AIM OF THE TASK: Whenever a line below holds the word "left", copy that line.

MATERIAL PROVIDED:

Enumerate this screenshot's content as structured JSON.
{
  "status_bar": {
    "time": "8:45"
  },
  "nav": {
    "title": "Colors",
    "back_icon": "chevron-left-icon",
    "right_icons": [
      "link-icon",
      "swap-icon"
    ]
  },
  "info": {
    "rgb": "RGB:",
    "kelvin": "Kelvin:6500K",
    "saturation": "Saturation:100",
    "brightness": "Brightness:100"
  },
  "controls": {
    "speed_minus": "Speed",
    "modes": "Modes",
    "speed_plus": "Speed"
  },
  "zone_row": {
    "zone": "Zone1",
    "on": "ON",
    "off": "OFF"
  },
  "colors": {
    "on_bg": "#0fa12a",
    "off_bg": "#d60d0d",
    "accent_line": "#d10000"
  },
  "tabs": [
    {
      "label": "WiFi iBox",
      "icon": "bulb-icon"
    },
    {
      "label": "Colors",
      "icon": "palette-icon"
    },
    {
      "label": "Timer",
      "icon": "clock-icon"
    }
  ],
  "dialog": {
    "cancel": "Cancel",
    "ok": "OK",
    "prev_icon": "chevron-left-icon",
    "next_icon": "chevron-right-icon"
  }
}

WRITTEN SOLUTION:
    "back_icon": "chevron-left-icon",
    "prev_icon": "chevron-left-icon",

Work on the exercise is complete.